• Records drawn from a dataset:

►

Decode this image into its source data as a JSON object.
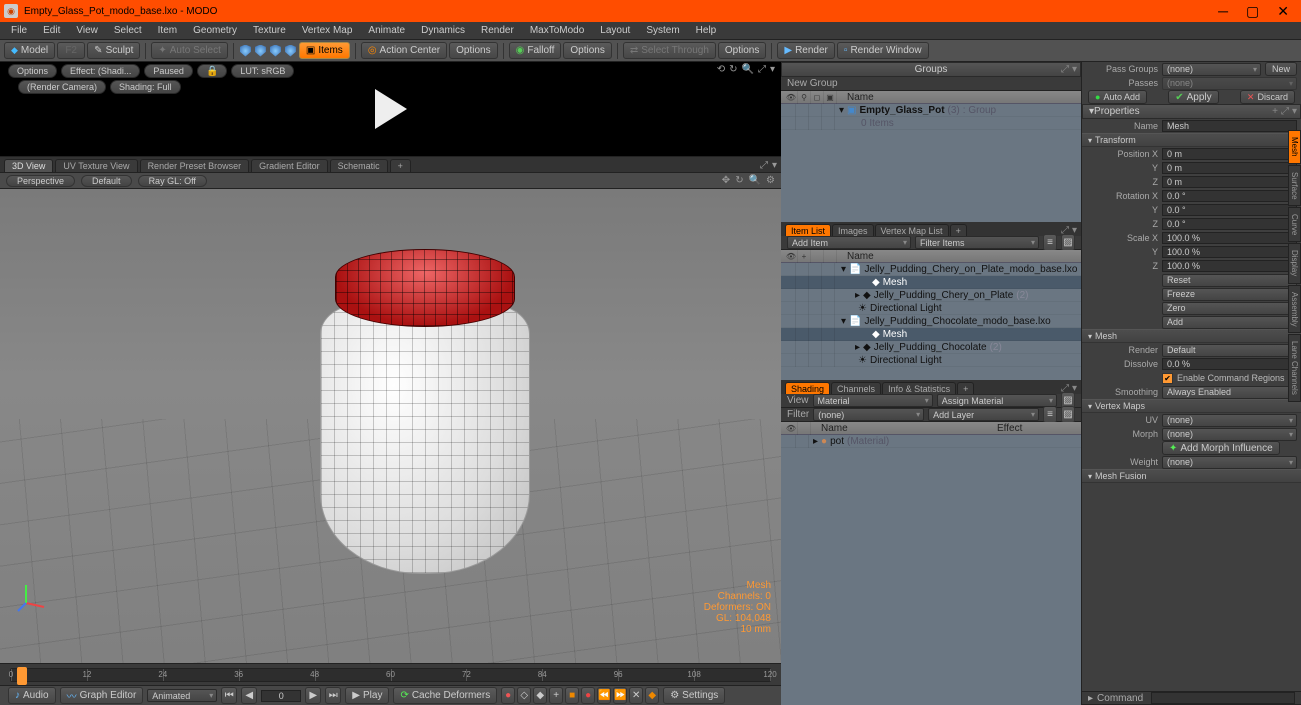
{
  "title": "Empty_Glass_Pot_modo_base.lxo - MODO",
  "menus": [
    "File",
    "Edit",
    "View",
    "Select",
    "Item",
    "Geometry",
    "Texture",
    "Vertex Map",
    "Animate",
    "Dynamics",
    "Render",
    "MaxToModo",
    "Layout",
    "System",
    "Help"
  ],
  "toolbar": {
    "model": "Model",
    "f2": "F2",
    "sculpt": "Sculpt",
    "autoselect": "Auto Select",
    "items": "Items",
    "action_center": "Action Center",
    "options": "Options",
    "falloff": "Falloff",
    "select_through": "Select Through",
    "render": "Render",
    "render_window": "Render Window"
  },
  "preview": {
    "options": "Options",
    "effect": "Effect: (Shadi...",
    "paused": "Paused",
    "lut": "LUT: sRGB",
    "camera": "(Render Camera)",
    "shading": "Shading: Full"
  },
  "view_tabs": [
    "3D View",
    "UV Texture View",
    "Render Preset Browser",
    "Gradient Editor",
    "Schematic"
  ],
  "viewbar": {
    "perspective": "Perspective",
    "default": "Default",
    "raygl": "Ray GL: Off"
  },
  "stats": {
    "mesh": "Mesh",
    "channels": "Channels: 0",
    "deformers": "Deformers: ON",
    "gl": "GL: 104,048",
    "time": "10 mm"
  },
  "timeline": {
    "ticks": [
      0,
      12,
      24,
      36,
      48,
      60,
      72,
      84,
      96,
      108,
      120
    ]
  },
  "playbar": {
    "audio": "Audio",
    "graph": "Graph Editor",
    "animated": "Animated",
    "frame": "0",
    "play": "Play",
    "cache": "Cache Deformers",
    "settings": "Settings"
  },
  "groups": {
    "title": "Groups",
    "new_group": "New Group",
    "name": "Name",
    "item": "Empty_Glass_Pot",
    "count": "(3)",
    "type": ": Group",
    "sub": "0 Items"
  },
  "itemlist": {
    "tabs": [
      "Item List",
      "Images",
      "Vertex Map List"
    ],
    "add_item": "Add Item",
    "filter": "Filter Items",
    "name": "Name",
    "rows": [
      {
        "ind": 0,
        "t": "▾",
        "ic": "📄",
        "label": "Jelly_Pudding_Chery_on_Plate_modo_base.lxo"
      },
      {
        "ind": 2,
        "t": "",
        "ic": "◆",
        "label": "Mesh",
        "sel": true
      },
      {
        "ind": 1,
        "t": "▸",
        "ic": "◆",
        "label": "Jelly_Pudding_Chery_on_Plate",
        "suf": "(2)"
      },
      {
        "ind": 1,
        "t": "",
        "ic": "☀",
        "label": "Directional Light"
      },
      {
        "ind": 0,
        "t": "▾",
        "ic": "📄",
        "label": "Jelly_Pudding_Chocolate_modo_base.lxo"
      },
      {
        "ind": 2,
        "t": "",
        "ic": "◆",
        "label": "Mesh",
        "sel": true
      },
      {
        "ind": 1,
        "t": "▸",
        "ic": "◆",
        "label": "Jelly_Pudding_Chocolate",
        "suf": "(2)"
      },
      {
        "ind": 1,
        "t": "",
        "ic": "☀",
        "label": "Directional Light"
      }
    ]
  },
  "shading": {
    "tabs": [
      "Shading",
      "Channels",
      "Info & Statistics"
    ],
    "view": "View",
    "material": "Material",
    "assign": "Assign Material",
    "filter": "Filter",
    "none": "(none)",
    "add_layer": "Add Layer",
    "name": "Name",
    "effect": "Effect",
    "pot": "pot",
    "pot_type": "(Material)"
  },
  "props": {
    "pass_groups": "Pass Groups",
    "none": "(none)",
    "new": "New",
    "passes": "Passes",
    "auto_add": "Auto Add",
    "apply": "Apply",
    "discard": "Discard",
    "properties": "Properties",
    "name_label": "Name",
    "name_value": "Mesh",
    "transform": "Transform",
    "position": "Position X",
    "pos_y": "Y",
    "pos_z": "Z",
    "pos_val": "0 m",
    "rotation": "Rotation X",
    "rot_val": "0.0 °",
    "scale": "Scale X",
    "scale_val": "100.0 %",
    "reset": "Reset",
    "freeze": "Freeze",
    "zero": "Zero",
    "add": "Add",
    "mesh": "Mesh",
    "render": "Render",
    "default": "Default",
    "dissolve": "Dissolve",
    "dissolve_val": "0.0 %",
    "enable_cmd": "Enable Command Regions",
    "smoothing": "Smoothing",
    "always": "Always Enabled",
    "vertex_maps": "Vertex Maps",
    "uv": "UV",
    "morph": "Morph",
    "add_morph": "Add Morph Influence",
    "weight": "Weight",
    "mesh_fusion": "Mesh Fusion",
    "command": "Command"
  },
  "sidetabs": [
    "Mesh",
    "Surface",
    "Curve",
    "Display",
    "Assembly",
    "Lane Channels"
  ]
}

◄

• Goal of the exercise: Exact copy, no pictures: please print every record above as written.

• Solution for this problem:
Decode this image into its source data as a JSON object.
{
  "title": "Empty_Glass_Pot_modo_base.lxo - MODO",
  "menus": [
    "File",
    "Edit",
    "View",
    "Select",
    "Item",
    "Geometry",
    "Texture",
    "Vertex Map",
    "Animate",
    "Dynamics",
    "Render",
    "MaxToModo",
    "Layout",
    "System",
    "Help"
  ],
  "toolbar": {
    "model": "Model",
    "f2": "F2",
    "sculpt": "Sculpt",
    "autoselect": "Auto Select",
    "items": "Items",
    "action_center": "Action Center",
    "options": "Options",
    "falloff": "Falloff",
    "select_through": "Select Through",
    "render": "Render",
    "render_window": "Render Window"
  },
  "preview": {
    "options": "Options",
    "effect": "Effect: (Shadi...",
    "paused": "Paused",
    "lut": "LUT: sRGB",
    "camera": "(Render Camera)",
    "shading": "Shading: Full"
  },
  "view_tabs": [
    "3D View",
    "UV Texture View",
    "Render Preset Browser",
    "Gradient Editor",
    "Schematic"
  ],
  "viewbar": {
    "perspective": "Perspective",
    "default": "Default",
    "raygl": "Ray GL: Off"
  },
  "stats": {
    "mesh": "Mesh",
    "channels": "Channels: 0",
    "deformers": "Deformers: ON",
    "gl": "GL: 104,048",
    "time": "10 mm"
  },
  "timeline": {
    "ticks": [
      0,
      12,
      24,
      36,
      48,
      60,
      72,
      84,
      96,
      108,
      120
    ]
  },
  "playbar": {
    "audio": "Audio",
    "graph": "Graph Editor",
    "animated": "Animated",
    "frame": "0",
    "play": "Play",
    "cache": "Cache Deformers",
    "settings": "Settings"
  },
  "groups": {
    "title": "Groups",
    "new_group": "New Group",
    "name": "Name",
    "item": "Empty_Glass_Pot",
    "count": "(3)",
    "type": ": Group",
    "sub": "0 Items"
  },
  "itemlist": {
    "tabs": [
      "Item List",
      "Images",
      "Vertex Map List"
    ],
    "add_item": "Add Item",
    "filter": "Filter Items",
    "name": "Name",
    "rows": [
      {
        "ind": 0,
        "t": "▾",
        "ic": "📄",
        "label": "Jelly_Pudding_Chery_on_Plate_modo_base.lxo"
      },
      {
        "ind": 2,
        "t": "",
        "ic": "◆",
        "label": "Mesh",
        "sel": true
      },
      {
        "ind": 1,
        "t": "▸",
        "ic": "◆",
        "label": "Jelly_Pudding_Chery_on_Plate",
        "suf": "(2)"
      },
      {
        "ind": 1,
        "t": "",
        "ic": "☀",
        "label": "Directional Light"
      },
      {
        "ind": 0,
        "t": "▾",
        "ic": "📄",
        "label": "Jelly_Pudding_Chocolate_modo_base.lxo"
      },
      {
        "ind": 2,
        "t": "",
        "ic": "◆",
        "label": "Mesh",
        "sel": true
      },
      {
        "ind": 1,
        "t": "▸",
        "ic": "◆",
        "label": "Jelly_Pudding_Chocolate",
        "suf": "(2)"
      },
      {
        "ind": 1,
        "t": "",
        "ic": "☀",
        "label": "Directional Light"
      }
    ]
  },
  "shading": {
    "tabs": [
      "Shading",
      "Channels",
      "Info & Statistics"
    ],
    "view": "View",
    "material": "Material",
    "assign": "Assign Material",
    "filter": "Filter",
    "none": "(none)",
    "add_layer": "Add Layer",
    "name": "Name",
    "effect": "Effect",
    "pot": "pot",
    "pot_type": "(Material)"
  },
  "props": {
    "pass_groups": "Pass Groups",
    "none": "(none)",
    "new": "New",
    "passes": "Passes",
    "auto_add": "Auto Add",
    "apply": "Apply",
    "discard": "Discard",
    "properties": "Properties",
    "name_label": "Name",
    "name_value": "Mesh",
    "transform": "Transform",
    "position": "Position X",
    "pos_y": "Y",
    "pos_z": "Z",
    "pos_val": "0 m",
    "rotation": "Rotation X",
    "rot_val": "0.0 °",
    "scale": "Scale X",
    "scale_val": "100.0 %",
    "reset": "Reset",
    "freeze": "Freeze",
    "zero": "Zero",
    "add": "Add",
    "mesh": "Mesh",
    "render": "Render",
    "default": "Default",
    "dissolve": "Dissolve",
    "dissolve_val": "0.0 %",
    "enable_cmd": "Enable Command Regions",
    "smoothing": "Smoothing",
    "always": "Always Enabled",
    "vertex_maps": "Vertex Maps",
    "uv": "UV",
    "morph": "Morph",
    "add_morph": "Add Morph Influence",
    "weight": "Weight",
    "mesh_fusion": "Mesh Fusion",
    "command": "Command"
  },
  "sidetabs": [
    "Mesh",
    "Surface",
    "Curve",
    "Display",
    "Assembly",
    "Lane Channels"
  ]
}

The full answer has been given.